Did you know that safety in Lagos was improved with the installation of closed-circuit television cameras?

“So if you’re an experienced traveler, and tempted to visit Africa’s largest and arguably most dynamic city, don’t let safety concerns be a deal killer.”

Unlike his awkward experiences in Rio, Cowen enjoyed a free and friendly atmosphere in Lagos.

“The reality is that I walked around freely and in many parts of town. I didn’t try to go everywhere or at all hours, and I may have been lucky. Yet not once did I feel threatened, and I strongly suspect that a trip to Lagos is safer than a trip to Rio de Janeiro.”

The Bloomberg writer particularly made emphasis on the religious tolerance that he perceived in the commercially vibrant state.

See Also: Nigeria’s Largest State Shuts Down Noisy Churches And Mosques

He wrote:

“For instance, the city of Lagos is in many regards a marvel of religious tolerance.”

“Nigeria is about 50 percent Muslim and 40 percent Christian, and the area surrounding Lagos is also highly mixed in terms of religion. That may sound like a recipe for trouble, but in matters of religion Lagos is almost entirely peaceful.”

“Religious intermarriage is common and usually not problematic, as is the case in many (not all) other parts of Nigeria as well. Many top Nigerian politicians have married outside their religion, kept two separate religions in the family and enjoyed continued political success.” 

He noted that the incumbent Nigerian president assumed office not just with the mandate of Muslims but a large number of Christians as well. Cowen also noted that the president’s running mate is a Christian Pastor.

Regardless of the political ups and downs, he rates Nigerian nationalism higher than those of western countries of the world.
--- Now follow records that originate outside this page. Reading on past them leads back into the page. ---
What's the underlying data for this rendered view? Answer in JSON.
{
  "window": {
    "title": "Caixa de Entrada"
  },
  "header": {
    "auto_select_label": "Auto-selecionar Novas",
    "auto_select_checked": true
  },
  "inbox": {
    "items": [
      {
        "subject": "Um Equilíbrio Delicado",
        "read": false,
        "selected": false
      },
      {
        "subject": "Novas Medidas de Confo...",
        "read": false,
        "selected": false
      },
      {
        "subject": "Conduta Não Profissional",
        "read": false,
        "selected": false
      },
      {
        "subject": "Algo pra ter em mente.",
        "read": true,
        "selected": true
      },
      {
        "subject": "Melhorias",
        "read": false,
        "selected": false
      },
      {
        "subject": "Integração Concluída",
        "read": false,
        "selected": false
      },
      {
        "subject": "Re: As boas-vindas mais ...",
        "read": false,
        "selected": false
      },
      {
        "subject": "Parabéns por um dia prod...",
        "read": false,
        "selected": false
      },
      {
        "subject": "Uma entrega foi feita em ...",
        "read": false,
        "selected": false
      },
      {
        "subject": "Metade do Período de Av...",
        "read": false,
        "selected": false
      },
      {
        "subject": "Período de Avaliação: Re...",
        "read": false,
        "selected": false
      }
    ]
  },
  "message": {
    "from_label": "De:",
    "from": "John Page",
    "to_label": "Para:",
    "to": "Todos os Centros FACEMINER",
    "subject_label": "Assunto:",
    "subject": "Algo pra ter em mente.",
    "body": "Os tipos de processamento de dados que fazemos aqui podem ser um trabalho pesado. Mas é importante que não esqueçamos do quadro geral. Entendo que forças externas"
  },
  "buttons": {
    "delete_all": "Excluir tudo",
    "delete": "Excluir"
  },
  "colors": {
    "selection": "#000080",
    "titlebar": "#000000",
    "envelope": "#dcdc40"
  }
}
“Many Westerners used to consider much of Africa backward …Perhaps the political spectrum in many Western countries can realign itself in a direction analogous to some features of Nigeria, to ally liberalism and nationalism once again.”